It’s a big, beautiful gardening themed calendar.

The 13.5” x 19” calendar is perfect for jotting down garden notes.

The photos will inspire you to get out there and chronicle your garden.

You can buy one here.  If you have gardeners on your list, get one for each of them and you’re done. 

You’re welcome.

DSC_1145_2470Chiot’s Run is a garden based blog with tons of information.

Thanks Chiot’s Run.  I hope you sell out.

Monday, December 7, 2009

The Weather is Here

DSC_1098_2432Yippee!  Hell has turned to heaven.  It’s raining with snow in the surrounding mountains.  Here’s the temperature during Monday Night Football.DSC_1095_2428 All the citrus has been covered in anticipation of freezing temperatures tonight.  Plastic garbage bags will do the trick.DSC_1109_2430 Breathable fabric is supposed to be best to use when protecting against freezing.  Here’s a use for old, worn out bed sheets.

I celebrate this salute to global warming.  PPPfffffft!

Wednesday, November 25, 2009

Thanksgiving Bounty

Over at Chiot’s Run in Ohio,  a display of remaining garden color was posted along with a question posed:

Do you still have anything blooming if you live in a cold area? If you live in a more temperate climate, what blooms for you this time of year?
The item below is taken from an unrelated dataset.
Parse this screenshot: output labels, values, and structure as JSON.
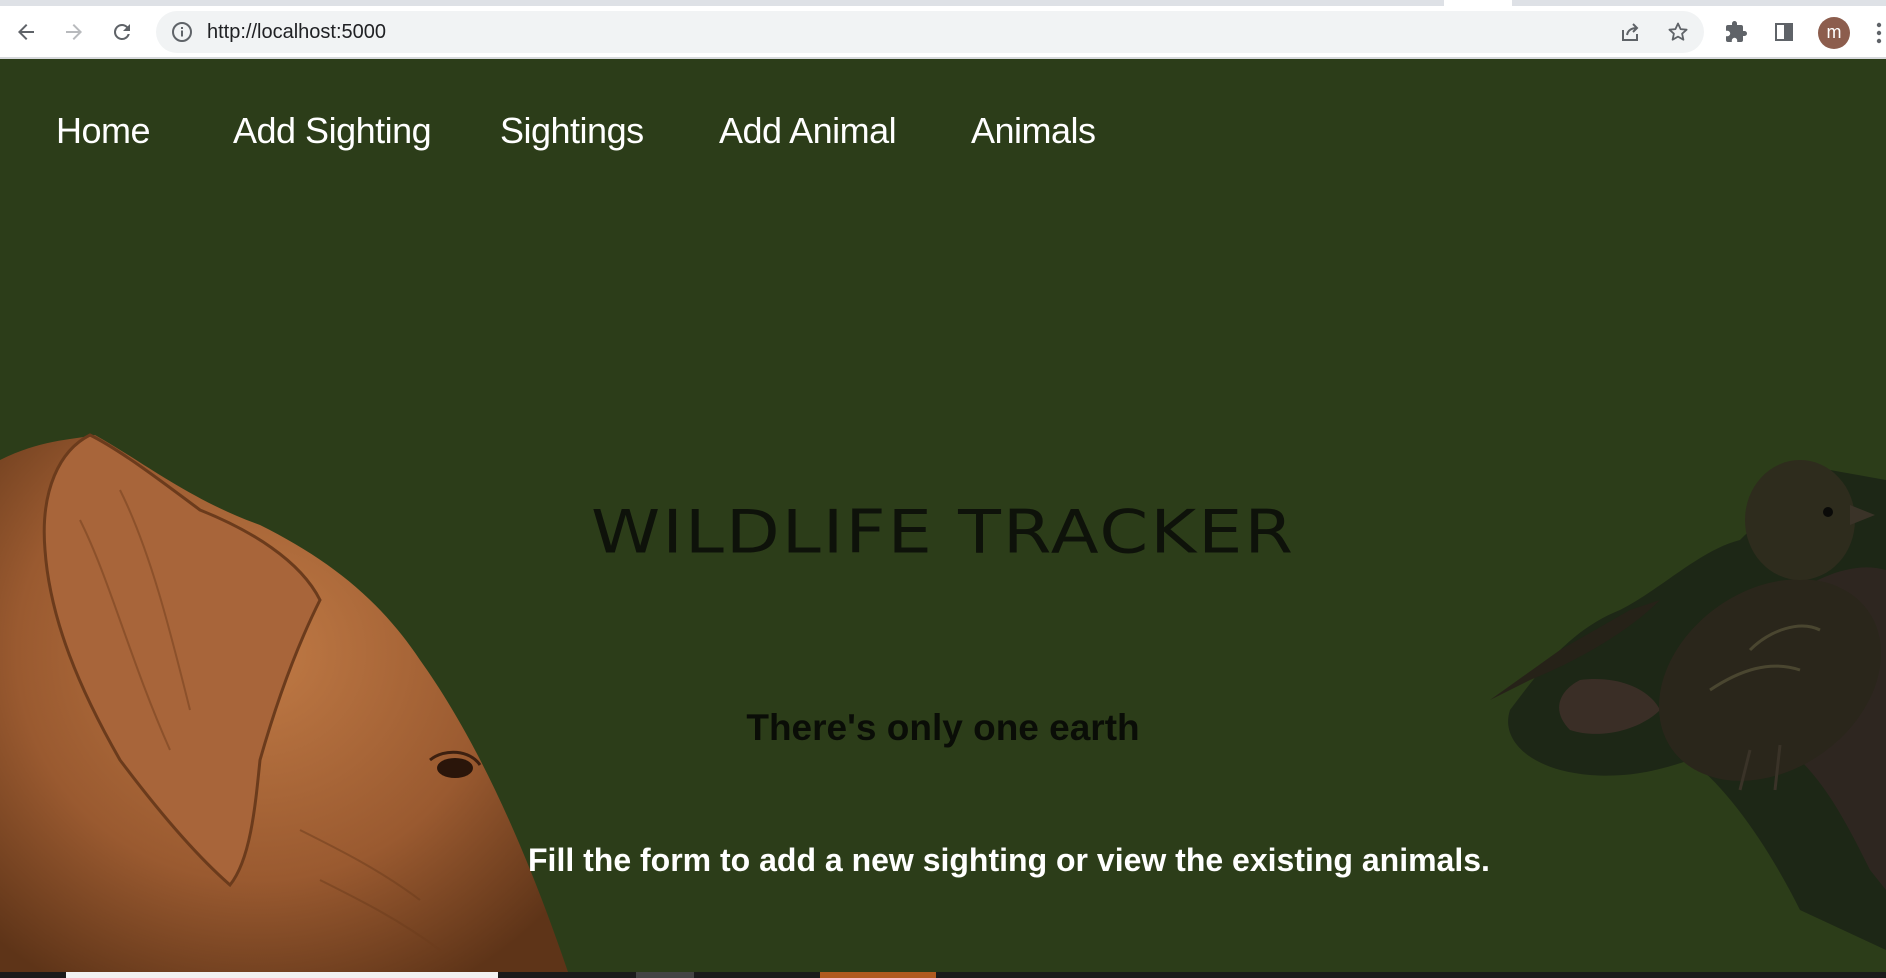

This inspired me to get out in the garden to record the blossoms that are exploding the day before Thanksgiving.  This was a quick tour before Labor Day in the kitchen began (& continues into Thursday night).  I’m in zone 8 or zone 9 depending on what you’re reading.  Here they are – straight out the camera. 

Happy Thanksgiving
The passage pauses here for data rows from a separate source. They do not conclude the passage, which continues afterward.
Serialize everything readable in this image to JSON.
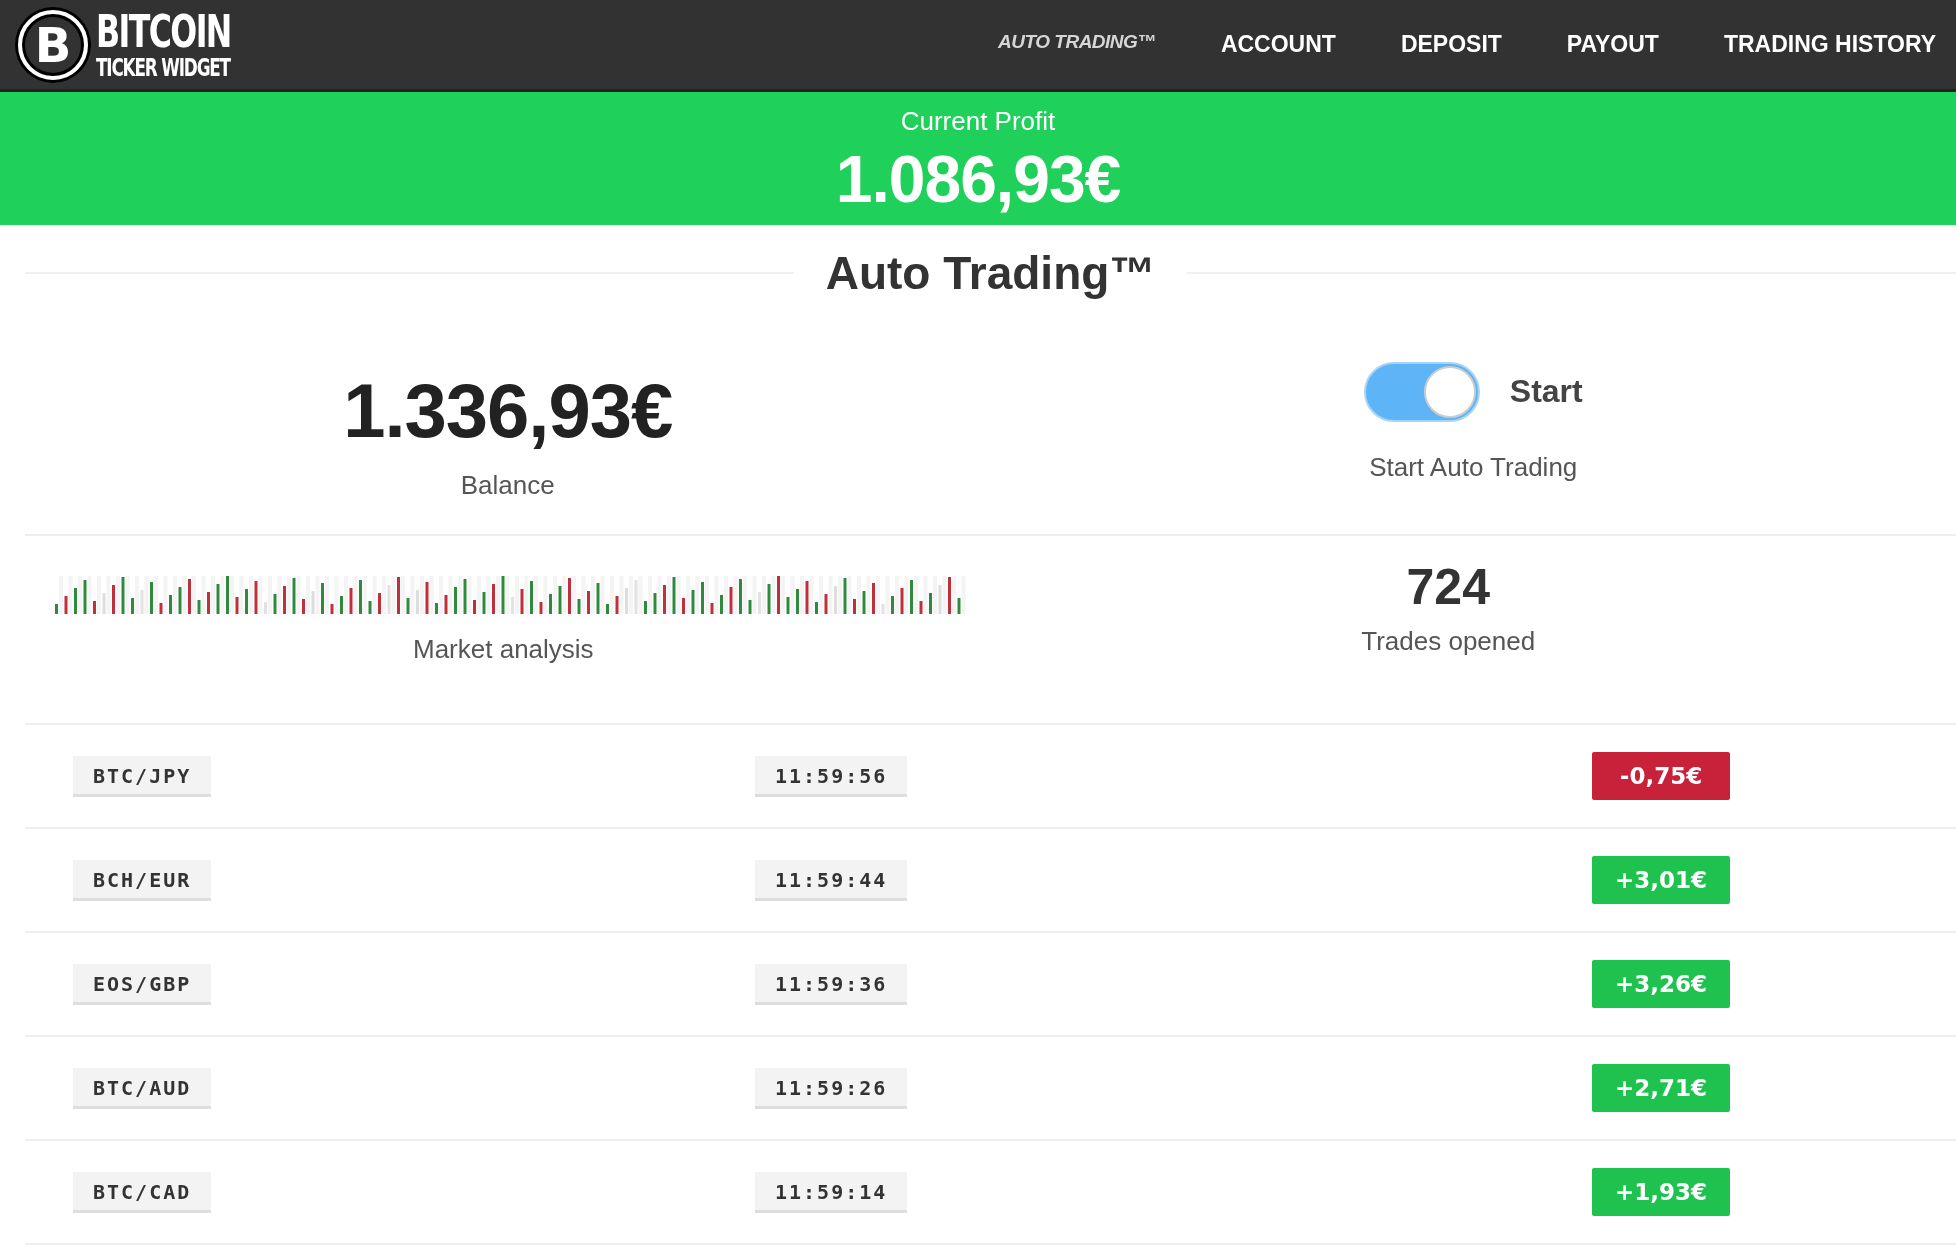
{
  "header": {
    "logo": {
      "letter": "B",
      "line1": "BITCOIN",
      "line2": "TICKER WIDGET"
    },
    "nav": [
      {
        "label": "AUTO TRADING™",
        "selected": true
      },
      {
        "label": "ACCOUNT",
        "selected": false
      },
      {
        "label": "DEPOSIT",
        "selected": false
      },
      {
        "label": "PAYOUT",
        "selected": false
      },
      {
        "label": "TRADING HISTORY",
        "selected": false
      }
    ]
  },
  "profit_banner": {
    "label": "Current Profit",
    "value": "1.086,93€"
  },
  "section_title": "Auto Trading™",
  "balance": {
    "value": "1.336,93€",
    "label": "Balance"
  },
  "auto_trading": {
    "toggle_label": "Start",
    "on": true,
    "label": "Start Auto Trading"
  },
  "market": {
    "label": "Market analysis"
  },
  "trades_opened": {
    "value": "724",
    "label": "Trades opened"
  },
  "trades": [
    {
      "pair": "BTC/JPY",
      "time": "11:59:56",
      "profit": "-0,75€",
      "kind": "loss"
    },
    {
      "pair": "BCH/EUR",
      "time": "11:59:44",
      "profit": "+3,01€",
      "kind": "gain"
    },
    {
      "pair": "EOS/GBP",
      "time": "11:59:36",
      "profit": "+3,26€",
      "kind": "gain"
    },
    {
      "pair": "BTC/AUD",
      "time": "11:59:26",
      "profit": "+2,71€",
      "kind": "gain"
    },
    {
      "pair": "BTC/CAD",
      "time": "11:59:14",
      "profit": "+1,93€",
      "kind": "gain"
    }
  ]
}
DSC_1007_2338DSC_1008_2339DSC_1012_2343DSC_1013_2344 DSC_1016_2347DSC_1018_2349DSC_1019_2350 DSC_1020_2351 DSC_1024_2355 DSC_1025_2356 DSC_1026_2357 DSC_1030_2361 DSC_1037_2368 DSC_1041_2372 DSC_1044_2375 DSC_1051_2382

Sunday, November 22, 2009
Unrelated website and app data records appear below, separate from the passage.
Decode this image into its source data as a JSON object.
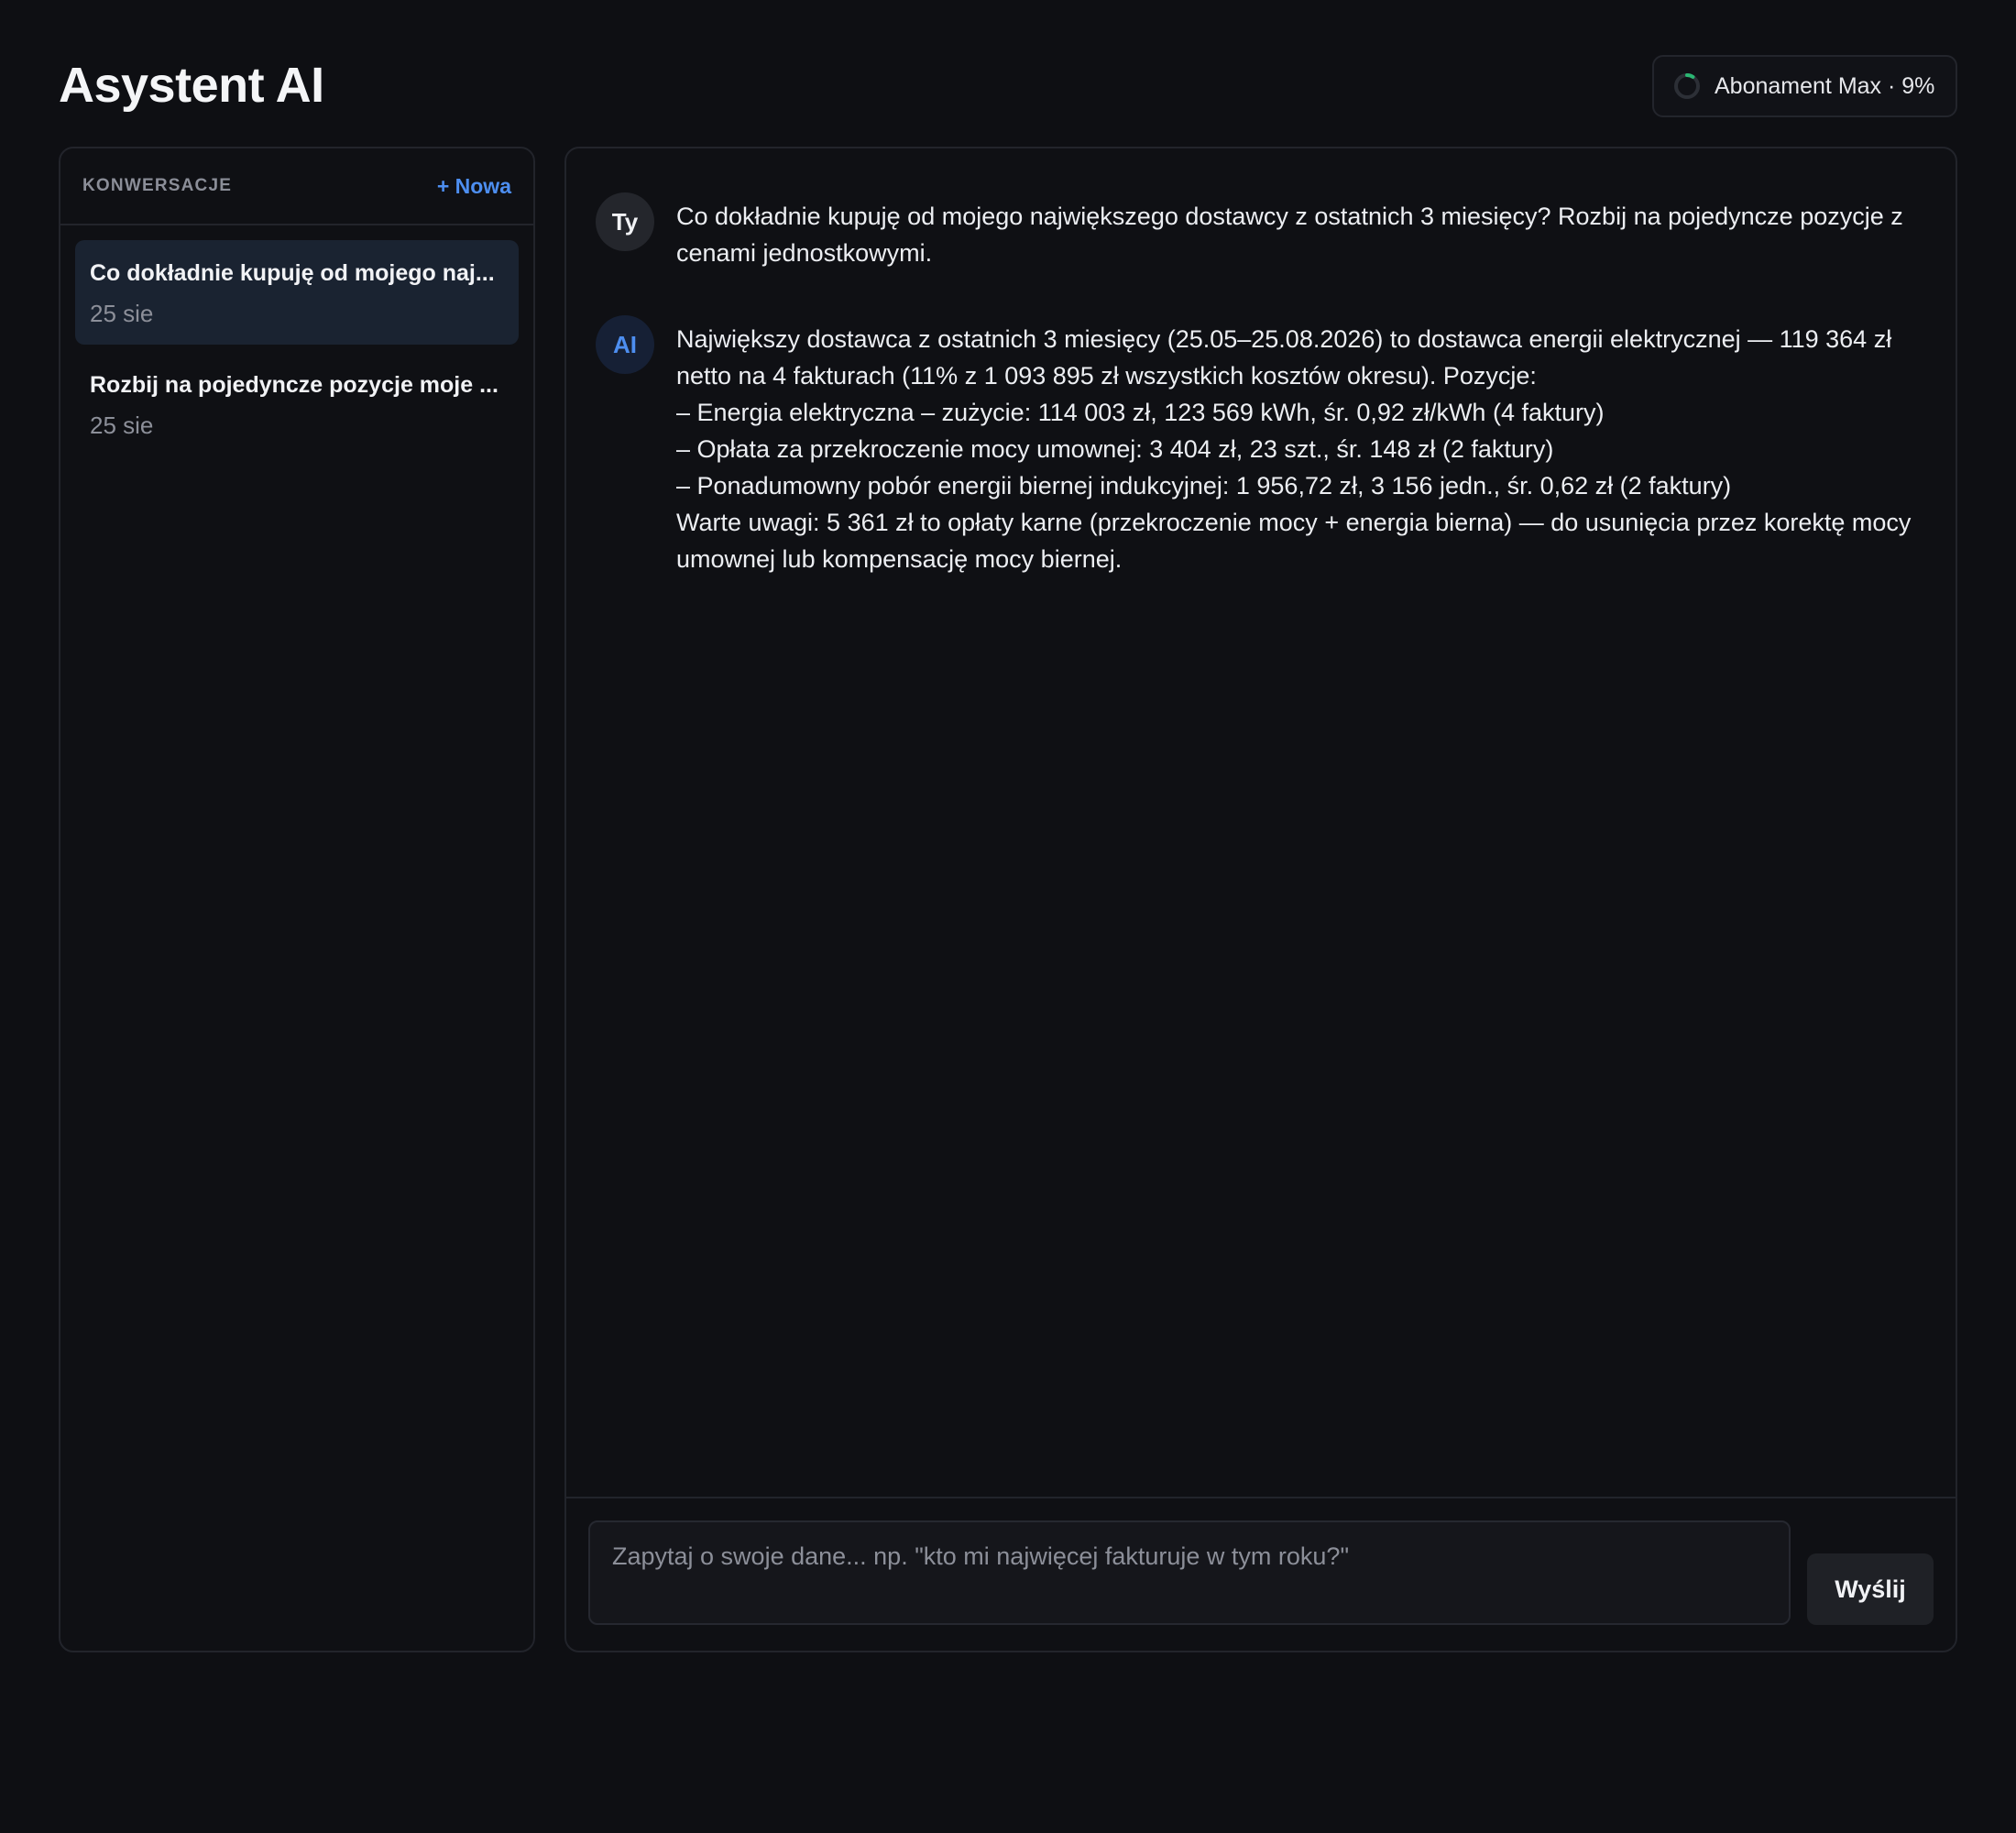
{
  "header": {
    "title": "Asystent AI",
    "plan": {
      "label": "Abonament Max · 9%",
      "usage_fraction": 0.09,
      "ring_color": "#2bb673"
    }
  },
  "sidebar": {
    "heading": "KONWERSACJE",
    "new_label": "+ Nowa",
    "conversations": [
      {
        "title": "Co dokładnie kupuję od mojego naj...",
        "date": "25 sie",
        "active": true
      },
      {
        "title": "Rozbij na pojedyncze pozycje moje ...",
        "date": "25 sie",
        "active": false
      }
    ]
  },
  "chat": {
    "messages": [
      {
        "role": "user",
        "avatar": "Ty",
        "lines": [
          "Co dokładnie kupuję od mojego największego dostawcy z ostatnich 3 miesięcy? Rozbij na pojedyncze pozycje z cenami jednostkowymi."
        ]
      },
      {
        "role": "ai",
        "avatar": "AI",
        "lines": [
          "Największy dostawca z ostatnich 3 miesięcy (25.05–25.08.2026) to dostawca energii elektrycznej — 119 364 zł netto na 4 fakturach (11% z 1 093 895 zł wszystkich kosztów okresu). Pozycje:",
          "– Energia elektryczna – zużycie: 114 003 zł, 123 569 kWh, śr. 0,92 zł/kWh (4 faktury)",
          "– Opłata za przekroczenie mocy umownej: 3 404 zł, 23 szt., śr. 148 zł (2 faktury)",
          "– Ponadumowny pobór energii biernej indukcyjnej: 1 956,72 zł, 3 156 jedn., śr. 0,62 zł (2 faktury)",
          "Warte uwagi: 5 361 zł to opłaty karne (przekroczenie mocy + energia bierna) — do usunięcia przez korektę mocy umownej lub kompensację mocy biernej."
        ]
      }
    ],
    "input_placeholder": "Zapytaj o swoje dane... np. \"kto mi najwięcej fakturuje w tym roku?\"",
    "input_value": "",
    "send_label": "Wyślij"
  }
}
I purchased a Black Beauty eggplant months and months ago at a local nursery.  I’ve never grown eggplant before; so I thought I would give it a try.  I didn’t expect much success.  Now, I can’t get the danged thing to shut down.  Eggplant.  Eggplant.  Eggplant!!!

I share them with friends and co-workers.  Even if many don’t know how to use them, I hope they take them to incorporate into their Thanksgiving table.  Their color is really really rich.

Here’s a look at old Black Beauty.

DSC_1008_2332 Start with an unusually lovely blossom.

DSC_1010_2334 After pollination, a swollen fruit begins to form.  Even though the leaves are soft and cushy like sage, these spike require gloves at harvest time.

DSC_1011_2335 The swollen fruit continues to swell.  Those thorns don’t look so ominous now; but I still recommend gloves.

DSC_1012_2336 Some prefer the smaller fruit.  These beauties can hide in the shadows and really get overgrown similar to zucchini. 

DSC_1006_2330 Along with gloves, pruning shears are recommended because the stem is pretty tough.  This morning’s harvest is going with me to work tomorrow.

DSC_1608_1787 The only pests I noticed were grasshoppers.  (Remember Eileen - I lean - from this summer?)  They really, really enjoyed munching on the leaves.  Sometimes earwigs invade fruit left on the bush too long. 

DSC_1009_2333Today, a few ladybugs were helping me out.

If you enjoy eggplant, Black Beauty can be highly recommended for zones 8 & 9.

Note:  The eggplant was dug up on December 26.  I had fruit on it but after a few nights of freezing weather, they joined the plant in the green waste.  This is one sturdy plant.

Wednesday, November 18, 2009

Citrus Christmas

Here in California citrus grows most everywhere.  I have 4 trees in my garden:  mandarin, lemon, orange, and grapefruit.  These are baby dwarf varieties.  Three out of four trees are producing.  The blossoms wouldn’t hold on to the grapefruit.

To me the taste of cold citrus fresh off of a tree tastes like Christmas to me.  When I was a kid, my parents would take us out to the orchards and have citrus shipped to friends and relatives that didn’t have access to fresh oranges.  Of course, there were samples for us to scarf down.  And who doesn’t love the scent of the blossoms?

Here’s how things are looking.

DSC_0995_2301 mandarin

DSC_0998_2306 navel orange (Not quite there yet.)

DSC_0997_2303 variegated lemon